CHOOSING READY-FLEX® FLEXIBLE SHAFTS WITHOUT CASING - WITH COUPLINGS
These shafts are used for short distances in short Duty Cycle applications. This shaft is very good for control type applications where you are looking to transfer slow motion from one point to another. The shaft is unsupported by casing and therefore will not respond well to long lengths where it may tend to helix . Lacking a casing it will not retain grease and therefore should not be run at high speeds for long periods of time, as it will dry out, heat up, and fail.
1. Is Your Application "Bi-Directional" Or "Uni-Directional?"
These shafts are designed for continuous operation, maximum torque carrying ability, and torsional stiffness in only one direction of rotation: either clockwise or anti-clockwise when viewed from the driving end. The performance of a uni-directional shaft will fall off dramatically if operated in the opposite direction.

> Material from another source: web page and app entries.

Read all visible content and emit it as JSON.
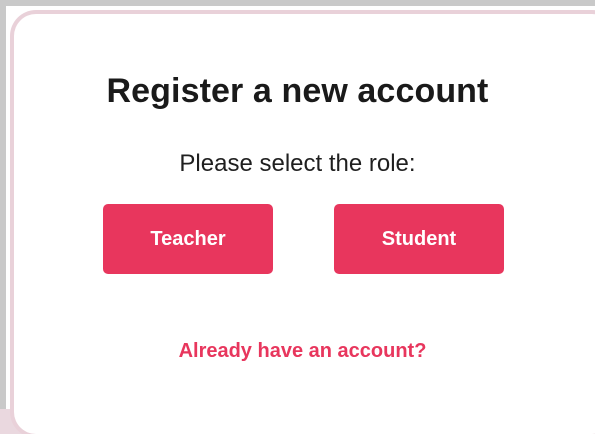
{
  "modal": {
    "title": "Register a new account",
    "subtitle": "Please select the role:",
    "buttons": [
      {
        "label": "Teacher"
      },
      {
        "label": "Student"
      }
    ],
    "login_link": "Already have an account?"
  },
  "colors": {
    "accent": "#e8365d",
    "backdrop": "#ead8df",
    "text": "#1a1a1a"
  }
}
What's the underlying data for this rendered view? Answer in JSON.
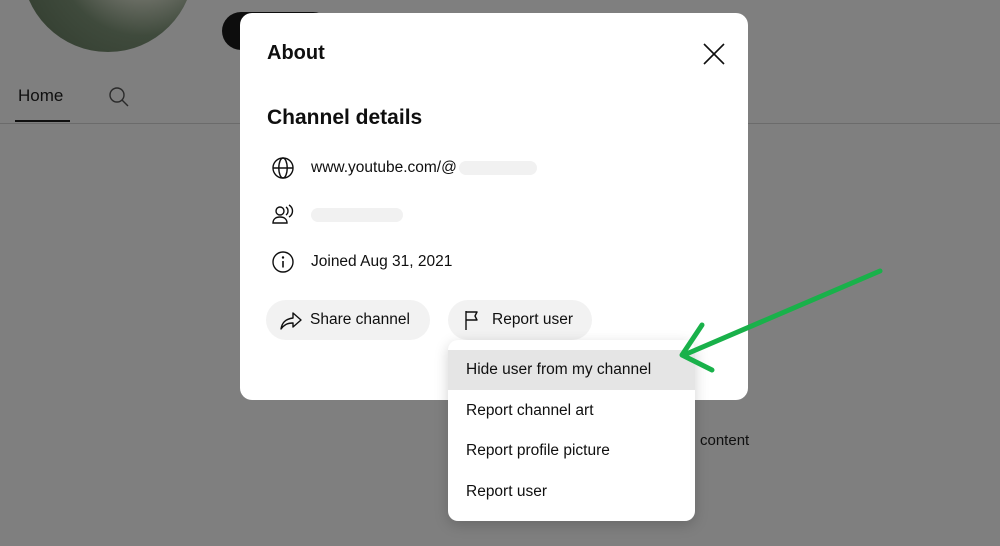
{
  "background": {
    "tabs": [
      {
        "label": "Home"
      }
    ],
    "partial_text": "content"
  },
  "dialog": {
    "title": "About",
    "section_title": "Channel details",
    "url": "www.youtube.com/@",
    "joined": "Joined Aug 31, 2021",
    "share_label": "Share channel",
    "report_label": "Report user"
  },
  "menu": {
    "items": [
      {
        "label": "Hide user from my channel",
        "highlighted": true
      },
      {
        "label": "Report channel art"
      },
      {
        "label": "Report profile picture"
      },
      {
        "label": "Report user"
      }
    ]
  },
  "colors": {
    "overlay": "#7f7f7f",
    "annotation_arrow": "#19b14a",
    "pill_bg": "#f2f2f2",
    "menu_highlight": "#e5e5e5"
  },
  "icons": {
    "url": "globe-icon",
    "subscribers": "subscribers-icon",
    "joined": "info-icon",
    "share": "share-icon",
    "report": "flag-icon",
    "close": "close-icon",
    "search": "search-icon"
  }
}
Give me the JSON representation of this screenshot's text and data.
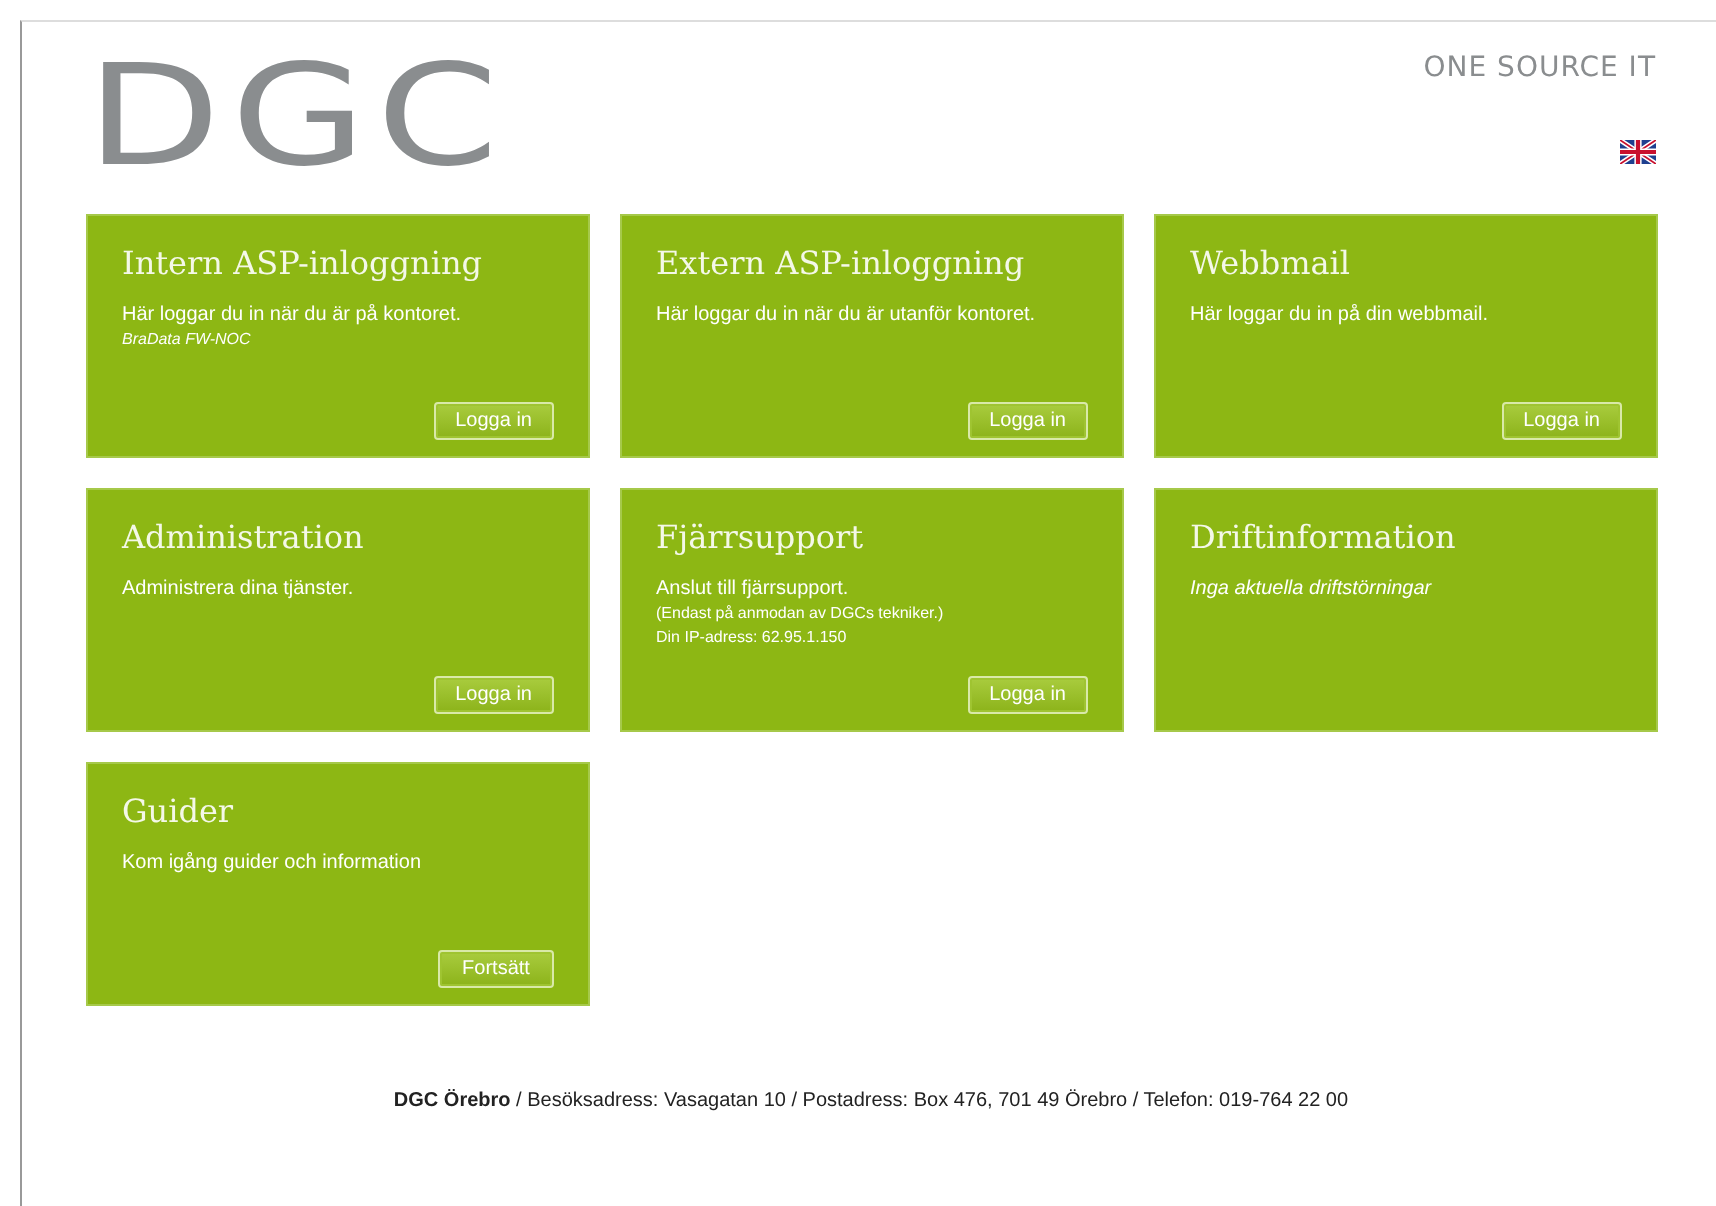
{
  "header": {
    "logo": "DGC",
    "tagline": "ONE SOURCE IT"
  },
  "cards": [
    {
      "title": "Intern ASP-inloggning",
      "lines": [
        {
          "kind": "text",
          "text": "Här loggar du in när du är på kontoret."
        },
        {
          "kind": "note",
          "text": "BraData FW-NOC"
        }
      ],
      "button": "Logga in"
    },
    {
      "title": "Extern ASP-inloggning",
      "lines": [
        {
          "kind": "text",
          "text": "Här loggar du in när du är utanför kontoret."
        }
      ],
      "button": "Logga in"
    },
    {
      "title": "Webbmail",
      "lines": [
        {
          "kind": "text",
          "text": "Här loggar du in på din webbmail."
        }
      ],
      "button": "Logga in"
    },
    {
      "title": "Administration",
      "lines": [
        {
          "kind": "text",
          "text": "Administrera dina tjänster."
        }
      ],
      "button": "Logga in"
    },
    {
      "title": "Fjärrsupport",
      "lines": [
        {
          "kind": "text",
          "text": "Anslut till fjärrsupport."
        },
        {
          "kind": "small",
          "text": "(Endast på anmodan av DGCs tekniker.)"
        },
        {
          "kind": "small",
          "text": "Din IP-adress: 62.95.1.150"
        }
      ],
      "button": "Logga in"
    },
    {
      "title": "Driftinformation",
      "lines": [
        {
          "kind": "italic",
          "text": "Inga aktuella driftstörningar"
        }
      ]
    },
    {
      "title": "Guider",
      "lines": [
        {
          "kind": "text",
          "text": "Kom igång guider och information"
        }
      ],
      "button": "Fortsätt"
    }
  ],
  "footer": "**DGC Örebro** / Besöksadress: Vasagatan 10 / Postadress: Box 476, 701 49 Örebro / Telefon: 019-764 22 00"
}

These shafts are designed to rotate in both clockwise and anti-clockwise directions. They have more balanced physical properties that allow them to operate in either direction of rotation.
2. What are the torque requirements of your Application?
This is the maximum continuous torque (in-lb or N-m) that you will be transmitting through the shaft, will determine the diameter of the shaft required for your application. Start up torques-or short duration peak torques- may safely be 20% higher. If you are measuring your load in Horsepower, you must convert to in-lb using the Torque-Horsepower conversion chart , or use the following formula:
HP x 63,000
Torque = ----------------
3. What Will Be The Minimum Bend Radius During Operation?
There is a direct relationship between operating torque and operating radius; as the radius gets smaller the torque capacity of the shaft reduces (indicated in the shaft's Torque vs. Radius Chart) since in tighter bends the wires rub against each other more forcefully increasing the friction, heat, and stress. The minimum radius can be calculated using the following formula:
x ² + y ²
R = ----------
4. Using The Charts To Select Correct Shaft
Depending on your application's direction of rotation (see diagram above) and measurement units, click on the appropriate chart to choose the correct Flexible Shaft for your application:
Locate the column with your minimum bend radius in the charts. Start at the top, go down the column until you find the corresponding shaft diameter that is rated for your least torque load. If you click the link below the chart, you can see more specifications for that shaft.
5. Choosing bending stiffness or torsional stiffness
If two or more types of shafts of the same diameter meet your torque requirements, it is desirable to choose the shaft with the lowest bending stiffness, since it correlates to lower "torque to rotate" which is a measure of the internal friction in the shaft.
If torsional deflection i.e. the shaft twisting under load is a concern, then look at the corresponding torsional stiffness values for the shafts that meet your torque and minimum radius requirements . From these, choose the shaft that best fits your deflection needs.
Determine the proper length (in inches) of the overall shaft assembly by closely approximating all bends and offsets.
Measure the length along the centerline of the shaft.
When choosing Ready-Flex® Flexible Shaft Without Casing-With Couplings please click here Fitting-for Ready-Flex® Flexible Shafts without Casing to determine the bore diameter (0.130" to 0.500"), type of fittings you require (A through G), and Female or Panel mount (H and I).
Ordering Your Ready-Flex
Part numbers are created as shown below. Have your part number ready and call us (732) 752-8300 or email us at email@example.com to order.